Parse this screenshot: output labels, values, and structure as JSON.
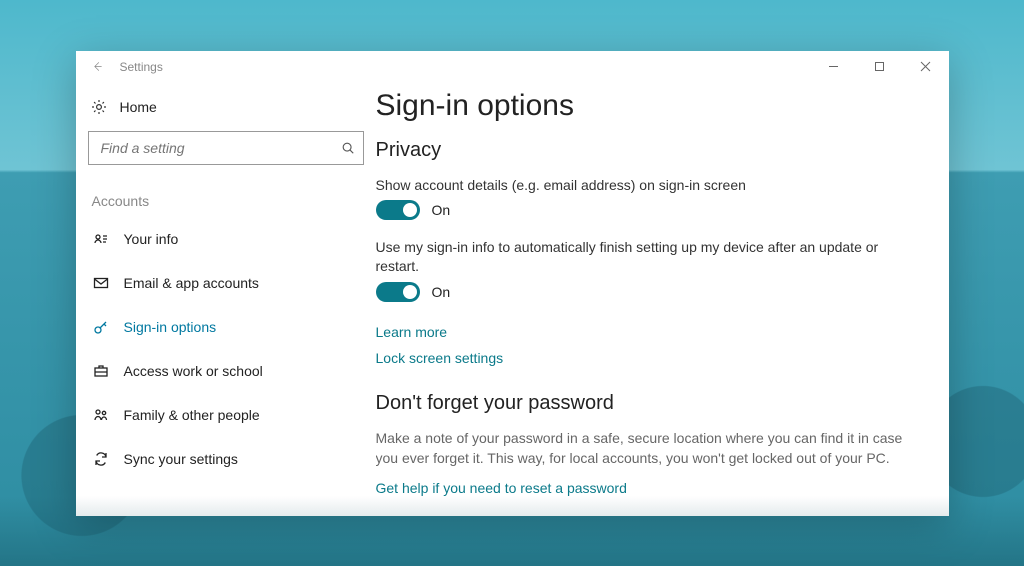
{
  "titlebar": {
    "back_label": "Back",
    "app_title": "Settings"
  },
  "sidebar": {
    "home_label": "Home",
    "search_placeholder": "Find a setting",
    "section_label": "Accounts",
    "items": [
      {
        "icon": "person-card-icon",
        "label": "Your info"
      },
      {
        "icon": "mail-icon",
        "label": "Email & app accounts"
      },
      {
        "icon": "key-icon",
        "label": "Sign-in options"
      },
      {
        "icon": "briefcase-icon",
        "label": "Access work or school"
      },
      {
        "icon": "family-icon",
        "label": "Family & other people"
      },
      {
        "icon": "sync-icon",
        "label": "Sync your settings"
      }
    ],
    "active_index": 2
  },
  "content": {
    "page_title": "Sign-in options",
    "privacy": {
      "heading": "Privacy",
      "show_account": {
        "label": "Show account details (e.g. email address) on sign-in screen",
        "state": "On"
      },
      "auto_finish": {
        "label": "Use my sign-in info to automatically finish setting up my device after an update or restart.",
        "state": "On"
      },
      "learn_more": "Learn more",
      "lock_screen": "Lock screen settings"
    },
    "forget": {
      "heading": "Don't forget your password",
      "body": "Make a note of your password in a safe, secure location where you can find it in case you ever forget it. This way, for local accounts, you won't get locked out of your PC.",
      "help_link": "Get help if you need to reset a password"
    }
  },
  "colors": {
    "accent": "#0b7a8a",
    "link": "#0b7a8a"
  }
}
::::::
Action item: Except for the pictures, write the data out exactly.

Exercise result:
Parse this screenshot: output labels, values, and structure as JSON.
{
  "titlebar": {
    "back_label": "Back",
    "app_title": "Settings"
  },
  "sidebar": {
    "home_label": "Home",
    "search_placeholder": "Find a setting",
    "section_label": "Accounts",
    "items": [
      {
        "icon": "person-card-icon",
        "label": "Your info"
      },
      {
        "icon": "mail-icon",
        "label": "Email & app accounts"
      },
      {
        "icon": "key-icon",
        "label": "Sign-in options"
      },
      {
        "icon": "briefcase-icon",
        "label": "Access work or school"
      },
      {
        "icon": "family-icon",
        "label": "Family & other people"
      },
      {
        "icon": "sync-icon",
        "label": "Sync your settings"
      }
    ],
    "active_index": 2
  },
  "content": {
    "page_title": "Sign-in options",
    "privacy": {
      "heading": "Privacy",
      "show_account": {
        "label": "Show account details (e.g. email address) on sign-in screen",
        "state": "On"
      },
      "auto_finish": {
        "label": "Use my sign-in info to automatically finish setting up my device after an update or restart.",
        "state": "On"
      },
      "learn_more": "Learn more",
      "lock_screen": "Lock screen settings"
    },
    "forget": {
      "heading": "Don't forget your password",
      "body": "Make a note of your password in a safe, secure location where you can find it in case you ever forget it. This way, for local accounts, you won't get locked out of your PC.",
      "help_link": "Get help if you need to reset a password"
    }
  },
  "colors": {
    "accent": "#0b7a8a",
    "link": "#0b7a8a"
  }
}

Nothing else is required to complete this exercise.